§ **Exercise inputs**
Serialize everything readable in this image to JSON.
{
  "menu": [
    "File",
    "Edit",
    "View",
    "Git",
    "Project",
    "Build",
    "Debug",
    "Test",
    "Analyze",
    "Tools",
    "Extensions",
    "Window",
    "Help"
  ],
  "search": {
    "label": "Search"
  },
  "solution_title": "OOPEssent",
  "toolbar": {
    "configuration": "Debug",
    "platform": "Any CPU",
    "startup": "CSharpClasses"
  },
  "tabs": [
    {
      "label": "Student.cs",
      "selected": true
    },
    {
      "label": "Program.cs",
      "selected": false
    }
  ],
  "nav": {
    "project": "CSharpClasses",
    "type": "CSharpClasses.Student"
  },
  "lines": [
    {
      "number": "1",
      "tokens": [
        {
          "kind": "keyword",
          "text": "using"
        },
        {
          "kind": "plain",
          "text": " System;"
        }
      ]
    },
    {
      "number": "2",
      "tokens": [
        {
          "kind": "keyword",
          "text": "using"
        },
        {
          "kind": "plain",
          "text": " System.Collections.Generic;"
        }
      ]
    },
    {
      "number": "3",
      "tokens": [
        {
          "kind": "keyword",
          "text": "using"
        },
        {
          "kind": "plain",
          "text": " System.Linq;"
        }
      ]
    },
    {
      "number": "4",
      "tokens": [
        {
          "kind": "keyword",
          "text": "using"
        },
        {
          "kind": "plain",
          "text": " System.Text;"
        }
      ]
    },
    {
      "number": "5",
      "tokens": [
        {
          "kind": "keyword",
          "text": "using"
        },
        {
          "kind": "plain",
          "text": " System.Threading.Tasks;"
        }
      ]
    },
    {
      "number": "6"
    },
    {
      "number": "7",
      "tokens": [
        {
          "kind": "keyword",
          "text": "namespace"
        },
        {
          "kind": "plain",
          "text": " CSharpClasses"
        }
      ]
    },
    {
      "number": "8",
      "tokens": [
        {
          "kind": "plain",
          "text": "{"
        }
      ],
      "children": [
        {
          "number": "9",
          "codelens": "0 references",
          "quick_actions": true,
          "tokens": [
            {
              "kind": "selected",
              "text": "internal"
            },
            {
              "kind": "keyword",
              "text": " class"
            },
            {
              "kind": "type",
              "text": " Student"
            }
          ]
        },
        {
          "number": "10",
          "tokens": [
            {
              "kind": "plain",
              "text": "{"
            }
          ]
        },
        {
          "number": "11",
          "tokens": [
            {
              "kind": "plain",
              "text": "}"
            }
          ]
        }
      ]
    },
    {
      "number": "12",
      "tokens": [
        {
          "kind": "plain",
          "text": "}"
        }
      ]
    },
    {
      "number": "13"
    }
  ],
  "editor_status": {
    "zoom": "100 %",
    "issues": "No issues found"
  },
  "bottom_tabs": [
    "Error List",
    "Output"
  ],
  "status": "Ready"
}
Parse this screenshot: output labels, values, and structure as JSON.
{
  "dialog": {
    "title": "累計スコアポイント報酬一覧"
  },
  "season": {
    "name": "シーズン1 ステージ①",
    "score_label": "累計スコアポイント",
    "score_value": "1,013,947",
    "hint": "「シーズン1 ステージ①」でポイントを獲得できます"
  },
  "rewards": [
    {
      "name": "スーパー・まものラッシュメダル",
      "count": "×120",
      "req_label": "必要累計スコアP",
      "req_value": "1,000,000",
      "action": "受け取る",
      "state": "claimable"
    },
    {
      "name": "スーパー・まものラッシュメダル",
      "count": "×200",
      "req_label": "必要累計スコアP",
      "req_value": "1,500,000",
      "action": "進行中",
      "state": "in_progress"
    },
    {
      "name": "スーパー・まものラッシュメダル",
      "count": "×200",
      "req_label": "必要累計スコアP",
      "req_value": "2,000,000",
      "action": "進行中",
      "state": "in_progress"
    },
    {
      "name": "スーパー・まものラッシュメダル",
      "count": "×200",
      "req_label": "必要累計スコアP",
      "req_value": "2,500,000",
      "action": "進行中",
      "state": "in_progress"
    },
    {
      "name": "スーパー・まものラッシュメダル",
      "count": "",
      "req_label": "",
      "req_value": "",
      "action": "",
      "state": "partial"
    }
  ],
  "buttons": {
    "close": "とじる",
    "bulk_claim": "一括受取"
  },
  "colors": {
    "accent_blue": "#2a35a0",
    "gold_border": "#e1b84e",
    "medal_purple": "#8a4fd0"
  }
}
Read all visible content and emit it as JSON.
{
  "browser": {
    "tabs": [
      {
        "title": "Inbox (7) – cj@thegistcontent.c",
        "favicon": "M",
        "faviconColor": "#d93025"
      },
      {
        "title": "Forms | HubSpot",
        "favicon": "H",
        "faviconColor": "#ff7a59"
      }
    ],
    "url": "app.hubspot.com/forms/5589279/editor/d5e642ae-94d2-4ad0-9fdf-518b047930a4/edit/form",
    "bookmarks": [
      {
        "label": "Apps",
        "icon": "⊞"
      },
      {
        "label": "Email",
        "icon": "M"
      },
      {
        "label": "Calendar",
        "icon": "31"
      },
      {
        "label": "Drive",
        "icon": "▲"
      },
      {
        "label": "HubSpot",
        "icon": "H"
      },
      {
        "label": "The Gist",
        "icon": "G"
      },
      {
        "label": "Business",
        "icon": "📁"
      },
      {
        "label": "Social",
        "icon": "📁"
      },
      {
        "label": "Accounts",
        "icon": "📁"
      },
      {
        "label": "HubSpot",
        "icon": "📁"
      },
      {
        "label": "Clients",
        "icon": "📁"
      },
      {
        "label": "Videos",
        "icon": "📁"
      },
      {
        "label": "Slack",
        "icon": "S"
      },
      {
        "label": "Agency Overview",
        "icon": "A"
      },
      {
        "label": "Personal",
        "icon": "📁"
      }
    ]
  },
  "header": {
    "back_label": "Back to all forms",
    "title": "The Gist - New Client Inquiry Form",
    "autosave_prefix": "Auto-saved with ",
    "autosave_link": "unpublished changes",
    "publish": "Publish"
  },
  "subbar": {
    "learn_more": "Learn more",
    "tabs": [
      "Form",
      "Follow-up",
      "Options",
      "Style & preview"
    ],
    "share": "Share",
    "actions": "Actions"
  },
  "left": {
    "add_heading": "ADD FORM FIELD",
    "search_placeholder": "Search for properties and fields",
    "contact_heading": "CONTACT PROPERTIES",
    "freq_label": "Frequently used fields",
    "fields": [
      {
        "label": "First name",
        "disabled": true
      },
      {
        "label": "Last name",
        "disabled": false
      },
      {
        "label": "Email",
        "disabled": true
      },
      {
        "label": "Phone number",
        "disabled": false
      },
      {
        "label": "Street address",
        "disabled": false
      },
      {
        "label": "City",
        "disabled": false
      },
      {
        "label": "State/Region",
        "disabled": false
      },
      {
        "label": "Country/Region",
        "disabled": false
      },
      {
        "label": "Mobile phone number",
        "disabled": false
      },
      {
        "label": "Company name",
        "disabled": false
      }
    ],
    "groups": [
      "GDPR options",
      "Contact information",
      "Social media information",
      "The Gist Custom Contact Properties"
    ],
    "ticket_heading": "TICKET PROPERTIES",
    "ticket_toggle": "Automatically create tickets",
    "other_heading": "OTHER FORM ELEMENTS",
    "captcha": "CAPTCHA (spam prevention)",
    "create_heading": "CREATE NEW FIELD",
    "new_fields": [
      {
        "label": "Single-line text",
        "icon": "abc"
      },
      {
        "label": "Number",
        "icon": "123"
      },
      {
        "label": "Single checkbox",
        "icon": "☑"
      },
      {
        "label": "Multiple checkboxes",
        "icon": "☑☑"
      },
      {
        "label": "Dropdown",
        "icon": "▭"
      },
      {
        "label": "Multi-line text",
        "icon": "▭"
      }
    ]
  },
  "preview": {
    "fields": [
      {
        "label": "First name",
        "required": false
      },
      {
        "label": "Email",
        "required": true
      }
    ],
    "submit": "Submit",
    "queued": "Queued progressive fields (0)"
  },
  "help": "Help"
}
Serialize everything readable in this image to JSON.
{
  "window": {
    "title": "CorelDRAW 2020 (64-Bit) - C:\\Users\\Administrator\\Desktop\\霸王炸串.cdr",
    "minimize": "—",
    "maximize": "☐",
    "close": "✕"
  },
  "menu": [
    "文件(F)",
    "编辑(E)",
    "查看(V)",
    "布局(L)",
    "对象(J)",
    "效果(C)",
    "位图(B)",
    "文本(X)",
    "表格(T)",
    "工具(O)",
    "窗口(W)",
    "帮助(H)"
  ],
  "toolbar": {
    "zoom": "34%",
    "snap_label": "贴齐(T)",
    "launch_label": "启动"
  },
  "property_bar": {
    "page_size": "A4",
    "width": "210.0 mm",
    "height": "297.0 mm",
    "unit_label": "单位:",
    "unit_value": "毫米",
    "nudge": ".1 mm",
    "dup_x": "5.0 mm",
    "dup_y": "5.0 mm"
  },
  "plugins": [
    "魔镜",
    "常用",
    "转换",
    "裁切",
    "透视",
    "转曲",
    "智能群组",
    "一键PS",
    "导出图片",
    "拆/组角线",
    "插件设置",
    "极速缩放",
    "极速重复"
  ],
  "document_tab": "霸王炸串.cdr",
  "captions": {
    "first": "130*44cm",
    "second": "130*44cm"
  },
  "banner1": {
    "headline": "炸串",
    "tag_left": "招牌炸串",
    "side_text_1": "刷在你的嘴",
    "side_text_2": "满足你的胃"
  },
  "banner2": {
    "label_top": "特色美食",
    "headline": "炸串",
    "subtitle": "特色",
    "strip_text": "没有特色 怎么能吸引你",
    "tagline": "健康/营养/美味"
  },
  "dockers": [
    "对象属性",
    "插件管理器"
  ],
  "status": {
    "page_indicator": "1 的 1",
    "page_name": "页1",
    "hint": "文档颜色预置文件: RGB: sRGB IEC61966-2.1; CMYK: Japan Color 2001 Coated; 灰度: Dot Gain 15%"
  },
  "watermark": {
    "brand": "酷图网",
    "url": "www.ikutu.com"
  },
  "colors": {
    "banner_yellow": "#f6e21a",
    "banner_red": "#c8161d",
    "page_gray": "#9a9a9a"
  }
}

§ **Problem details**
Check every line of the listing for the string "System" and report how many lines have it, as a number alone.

§ **Completed exercise**
5